way you can do it.

CASH: Well, I think there's a manageable way you can use a digital technology.

[16:55:00] I think if you're gaming addict, you're really getting on thin ice if you try to go back to gaming and chances are very high that you will

relapse. So we ask the guys when they come into program and are developing what we call the life balance friend --

QUEST: Right --

CASH: To think through -- what are their bottom lines and those bottom lines almost always are going to include video games.

QUEST: Good to talk to you, thank you, I appreciate your time tonight, thank you. We will have a different profitable moment after the break,

this is QUEST MEANS BUSINESS live from New York.

(COMMERCIAL BREAK)

QUEST: Tonight's profitable moment, it is lovely in an era where we are talking about the misery and mayhem that we're able to turn our attention

to something much more pleasant. Weddings within the QUEST MEANS BUSINESS team who makes no apology for showing you the very best that we have got.

Our senior producer John and his new bride Ali(ph), yes, that's the two at the front, and the rest are the QUEST MEANS BUSINESS team that all sort of

-- I think the director summed it up rather well.

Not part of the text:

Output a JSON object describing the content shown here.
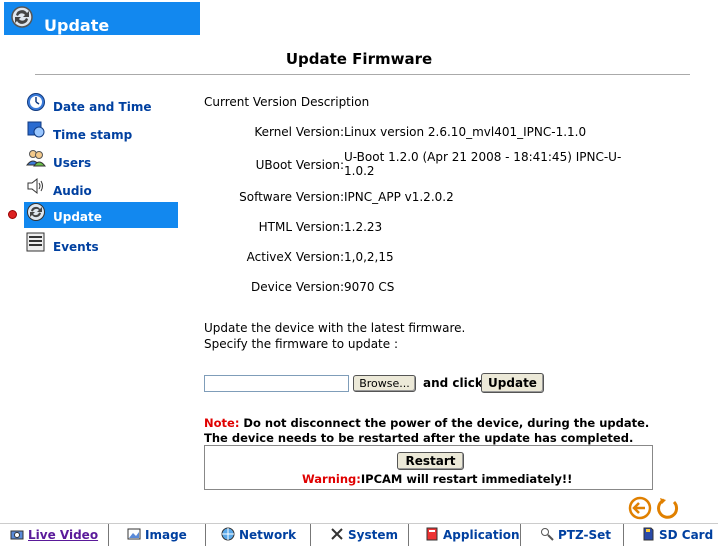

I think -- well, she says you all scrubbed up rather nicely over the weekend.

And our technical director Rick Flair(ph) and his new wife Emily, yes, they also scrubbed up rather nicely on the way to and from their ceremony. So

we take this opportunity because it's only right and proper that we remember this program that we bring to you every night with love and

privilege is made by people behind the cameras and they actually put it together.

And today, four of them have enjoyed weddings. And that is QUEST MEANS BUSINESS for tonight, I am Richard Quest in New York. Whatever you're up

to in the hours ahead, I hope it's profitable. Congratulations to all my colleagues.

END